Common Sense Media has a great program. They break it down into lessons that could be easily implemented, with little preparation from the teacher, each in one class period. The material is age appropriate (there are three ranges), and has engaging activities for students, plus informative material for the instructor. You could easily hand the unit to a first year teacher and have success. Plus, there is a mass of additional resources and ideas for projects.
Enter Mrs. Allison, the language arts teacher. I knew I had to do more than simply get them thinking about how to behave online. I needed to attack my Common Core Standards. I started with the units Digital 101 and Scams and Schemes. With these, we set up our interactive notebooks, taking Cornell style notes, and reflecting on what we’d learned. Next, I tackled Cyberbullying. Here I stayed for almost two weeks. Two weeks! What was supposed to be a class period or two, took on a life of its own.
I had their attention, so I needed to take advantage. I pulled an article and went through the steps of critical reading, underlining and annotating. I pulled in videos from the Common Sense Media site. We also watched Amanda Todd’s video. We held our first Socratic Seminar. Students wrote their first blog on their websites. The topic of cyberbullying turned out to be great fodder to teach the beginning of the year required skills.
We ended the unit with Trillion Dollar Footprint, which was my favorite of all the lessons in the program. The activity involves the students trying to pick a host for a television show. Included is all the candidates’ social media posts. It’s eye opening for most of the students. So many still have no clue that the world can see what they do online. Of course, I also taught them how to cite evidence. Language arts geek!
Schools have long taken it upon themselves to teach kids how to be good human beings: be responsible, be respectful. It’s equally important to teach digital citizenship. It’s easy to find the time if you incorporate teaching the skills you cover anyway.
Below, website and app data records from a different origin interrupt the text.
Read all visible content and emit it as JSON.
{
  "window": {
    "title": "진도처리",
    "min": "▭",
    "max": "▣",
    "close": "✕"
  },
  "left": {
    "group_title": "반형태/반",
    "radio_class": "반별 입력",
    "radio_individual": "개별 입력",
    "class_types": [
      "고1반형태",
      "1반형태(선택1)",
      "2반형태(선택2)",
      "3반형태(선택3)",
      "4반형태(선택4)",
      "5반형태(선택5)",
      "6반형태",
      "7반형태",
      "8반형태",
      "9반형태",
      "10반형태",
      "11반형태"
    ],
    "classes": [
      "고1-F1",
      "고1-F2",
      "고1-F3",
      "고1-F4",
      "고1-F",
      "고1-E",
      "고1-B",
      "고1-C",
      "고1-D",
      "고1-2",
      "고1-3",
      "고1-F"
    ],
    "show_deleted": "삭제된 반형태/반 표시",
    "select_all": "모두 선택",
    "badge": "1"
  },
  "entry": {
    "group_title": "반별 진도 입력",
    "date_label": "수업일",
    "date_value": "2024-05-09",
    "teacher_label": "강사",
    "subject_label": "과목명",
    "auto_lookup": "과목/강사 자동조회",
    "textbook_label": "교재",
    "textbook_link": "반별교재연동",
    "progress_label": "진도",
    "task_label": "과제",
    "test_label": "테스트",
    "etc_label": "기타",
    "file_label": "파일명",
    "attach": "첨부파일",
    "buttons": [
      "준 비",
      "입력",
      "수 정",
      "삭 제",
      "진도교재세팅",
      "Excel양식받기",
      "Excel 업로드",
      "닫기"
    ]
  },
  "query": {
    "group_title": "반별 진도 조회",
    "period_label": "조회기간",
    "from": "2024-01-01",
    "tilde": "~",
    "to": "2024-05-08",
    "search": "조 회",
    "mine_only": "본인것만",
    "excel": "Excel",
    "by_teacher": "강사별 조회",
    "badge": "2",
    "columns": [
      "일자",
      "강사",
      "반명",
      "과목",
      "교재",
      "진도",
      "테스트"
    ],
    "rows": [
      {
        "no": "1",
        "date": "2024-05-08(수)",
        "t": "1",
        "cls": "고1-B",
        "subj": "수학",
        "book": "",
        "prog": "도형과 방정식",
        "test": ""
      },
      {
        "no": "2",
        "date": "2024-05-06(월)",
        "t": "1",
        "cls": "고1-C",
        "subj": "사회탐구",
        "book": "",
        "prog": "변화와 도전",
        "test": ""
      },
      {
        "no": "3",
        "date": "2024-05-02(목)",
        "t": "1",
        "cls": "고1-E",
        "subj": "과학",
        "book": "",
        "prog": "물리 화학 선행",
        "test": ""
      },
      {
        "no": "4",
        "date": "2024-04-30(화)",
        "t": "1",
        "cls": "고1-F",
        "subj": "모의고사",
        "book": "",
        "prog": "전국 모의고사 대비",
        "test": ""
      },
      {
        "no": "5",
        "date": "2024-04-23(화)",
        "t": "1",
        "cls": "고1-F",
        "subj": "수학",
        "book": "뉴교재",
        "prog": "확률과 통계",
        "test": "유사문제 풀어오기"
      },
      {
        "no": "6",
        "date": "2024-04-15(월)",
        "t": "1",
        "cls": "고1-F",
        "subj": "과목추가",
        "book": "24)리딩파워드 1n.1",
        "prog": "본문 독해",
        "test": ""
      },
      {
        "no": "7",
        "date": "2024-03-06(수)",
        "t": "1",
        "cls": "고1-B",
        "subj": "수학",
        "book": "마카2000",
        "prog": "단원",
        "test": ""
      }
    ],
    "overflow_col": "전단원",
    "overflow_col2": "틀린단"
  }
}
“How should you behave online?” I ask my students. In chorus, “The same way you should behave in person.” Exactly.